(Extracted data)

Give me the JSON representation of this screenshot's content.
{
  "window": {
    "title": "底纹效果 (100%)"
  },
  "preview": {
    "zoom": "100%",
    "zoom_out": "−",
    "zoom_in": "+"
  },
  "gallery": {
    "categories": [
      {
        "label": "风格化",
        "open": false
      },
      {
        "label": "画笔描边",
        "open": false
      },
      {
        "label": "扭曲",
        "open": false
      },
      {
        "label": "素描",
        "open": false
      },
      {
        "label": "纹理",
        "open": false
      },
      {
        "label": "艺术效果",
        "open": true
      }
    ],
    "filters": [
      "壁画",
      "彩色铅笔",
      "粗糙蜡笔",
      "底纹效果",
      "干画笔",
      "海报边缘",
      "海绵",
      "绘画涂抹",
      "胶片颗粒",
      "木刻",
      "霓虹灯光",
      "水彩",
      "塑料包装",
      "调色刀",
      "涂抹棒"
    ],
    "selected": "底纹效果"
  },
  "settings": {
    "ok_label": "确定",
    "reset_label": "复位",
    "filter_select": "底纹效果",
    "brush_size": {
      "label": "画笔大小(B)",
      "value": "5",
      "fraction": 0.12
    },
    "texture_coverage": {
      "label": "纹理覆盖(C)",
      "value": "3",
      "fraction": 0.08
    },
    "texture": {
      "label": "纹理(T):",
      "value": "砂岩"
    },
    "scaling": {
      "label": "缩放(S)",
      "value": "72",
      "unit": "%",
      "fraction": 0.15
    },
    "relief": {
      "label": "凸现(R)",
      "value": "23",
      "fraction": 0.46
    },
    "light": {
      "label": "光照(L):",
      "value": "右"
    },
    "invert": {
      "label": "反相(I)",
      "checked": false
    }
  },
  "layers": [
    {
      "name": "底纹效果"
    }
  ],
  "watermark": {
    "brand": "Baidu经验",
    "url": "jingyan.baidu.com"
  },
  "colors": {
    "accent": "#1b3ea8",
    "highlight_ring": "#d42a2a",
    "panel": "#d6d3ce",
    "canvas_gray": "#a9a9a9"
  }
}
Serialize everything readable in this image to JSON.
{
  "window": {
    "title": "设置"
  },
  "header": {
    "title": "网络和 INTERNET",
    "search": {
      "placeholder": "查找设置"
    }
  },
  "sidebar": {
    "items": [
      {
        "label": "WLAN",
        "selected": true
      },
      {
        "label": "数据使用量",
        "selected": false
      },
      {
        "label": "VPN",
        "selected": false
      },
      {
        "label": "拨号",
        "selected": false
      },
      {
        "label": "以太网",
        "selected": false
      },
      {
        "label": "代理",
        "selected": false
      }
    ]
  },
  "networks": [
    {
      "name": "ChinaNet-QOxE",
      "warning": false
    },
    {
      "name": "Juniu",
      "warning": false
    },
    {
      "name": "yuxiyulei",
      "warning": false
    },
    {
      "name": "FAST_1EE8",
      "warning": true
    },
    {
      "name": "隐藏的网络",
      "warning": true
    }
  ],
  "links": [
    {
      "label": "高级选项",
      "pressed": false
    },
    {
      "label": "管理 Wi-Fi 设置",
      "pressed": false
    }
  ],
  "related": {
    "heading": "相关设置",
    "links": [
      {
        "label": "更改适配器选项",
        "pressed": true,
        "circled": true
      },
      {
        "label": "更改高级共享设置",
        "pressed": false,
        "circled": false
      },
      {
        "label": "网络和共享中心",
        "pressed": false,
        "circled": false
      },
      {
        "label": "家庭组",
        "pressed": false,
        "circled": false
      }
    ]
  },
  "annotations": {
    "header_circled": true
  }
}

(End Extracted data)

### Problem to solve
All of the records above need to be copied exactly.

### Task result
Give me the JSON representation of this screenshot's content.
{
  "window": {
    "title": "底纹效果 (100%)"
  },
  "preview": {
    "zoom": "100%",
    "zoom_out": "−",
    "zoom_in": "+"
  },
  "gallery": {
    "categories": [
      {
        "label": "风格化",
        "open": false
      },
      {
        "label": "画笔描边",
        "open": false
      },
      {
        "label": "扭曲",
        "open": false
      },
      {
        "label": "素描",
        "open": false
      },
      {
        "label": "纹理",
        "open": false
      },
      {
        "label": "艺术效果",
        "open": true
      }
    ],
    "filters": [
      "壁画",
      "彩色铅笔",
      "粗糙蜡笔",
      "底纹效果",
      "干画笔",
      "海报边缘",
      "海绵",
      "绘画涂抹",
      "胶片颗粒",
      "木刻",
      "霓虹灯光",
      "水彩",
      "塑料包装",
      "调色刀",
      "涂抹棒"
    ],
    "selected": "底纹效果"
  },
  "settings": {
    "ok_label": "确定",
    "reset_label": "复位",
    "filter_select": "底纹效果",
    "brush_size": {
      "label": "画笔大小(B)",
      "value": "5",
      "fraction": 0.12
    },
    "texture_coverage": {
      "label": "纹理覆盖(C)",
      "value": "3",
      "fraction": 0.08
    },
    "texture": {
      "label": "纹理(T):",
      "value": "砂岩"
    },
    "scaling": {
      "label": "缩放(S)",
      "value": "72",
      "unit": "%",
      "fraction": 0.15
    },
    "relief": {
      "label": "凸现(R)",
      "value": "23",
      "fraction": 0.46
    },
    "light": {
      "label": "光照(L):",
      "value": "右"
    },
    "invert": {
      "label": "反相(I)",
      "checked": false
    }
  },
  "layers": [
    {
      "name": "底纹效果"
    }
  ],
  "watermark": {
    "brand": "Baidu经验",
    "url": "jingyan.baidu.com"
  },
  "colors": {
    "accent": "#1b3ea8",
    "highlight_ring": "#d42a2a",
    "panel": "#d6d3ce",
    "canvas_gray": "#a9a9a9"
  }
}
Serialize everything readable in this image to JSON.
{
  "window": {
    "title": "设置"
  },
  "header": {
    "title": "网络和 INTERNET",
    "search": {
      "placeholder": "查找设置"
    }
  },
  "sidebar": {
    "items": [
      {
        "label": "WLAN",
        "selected": true
      },
      {
        "label": "数据使用量",
        "selected": false
      },
      {
        "label": "VPN",
        "selected": false
      },
      {
        "label": "拨号",
        "selected": false
      },
      {
        "label": "以太网",
        "selected": false
      },
      {
        "label": "代理",
        "selected": false
      }
    ]
  },
  "networks": [
    {
      "name": "ChinaNet-QOxE",
      "warning": false
    },
    {
      "name": "Juniu",
      "warning": false
    },
    {
      "name": "yuxiyulei",
      "warning": false
    },
    {
      "name": "FAST_1EE8",
      "warning": true
    },
    {
      "name": "隐藏的网络",
      "warning": true
    }
  ],
  "links": [
    {
      "label": "高级选项",
      "pressed": false
    },
    {
      "label": "管理 Wi-Fi 设置",
      "pressed": false
    }
  ],
  "related": {
    "heading": "相关设置",
    "links": [
      {
        "label": "更改适配器选项",
        "pressed": true,
        "circled": true
      },
      {
        "label": "更改高级共享设置",
        "pressed": false,
        "circled": false
      },
      {
        "label": "网络和共享中心",
        "pressed": false,
        "circled": false
      },
      {
        "label": "家庭组",
        "pressed": false,
        "circled": false
      }
    ]
  },
  "annotations": {
    "header_circled": true
  }
}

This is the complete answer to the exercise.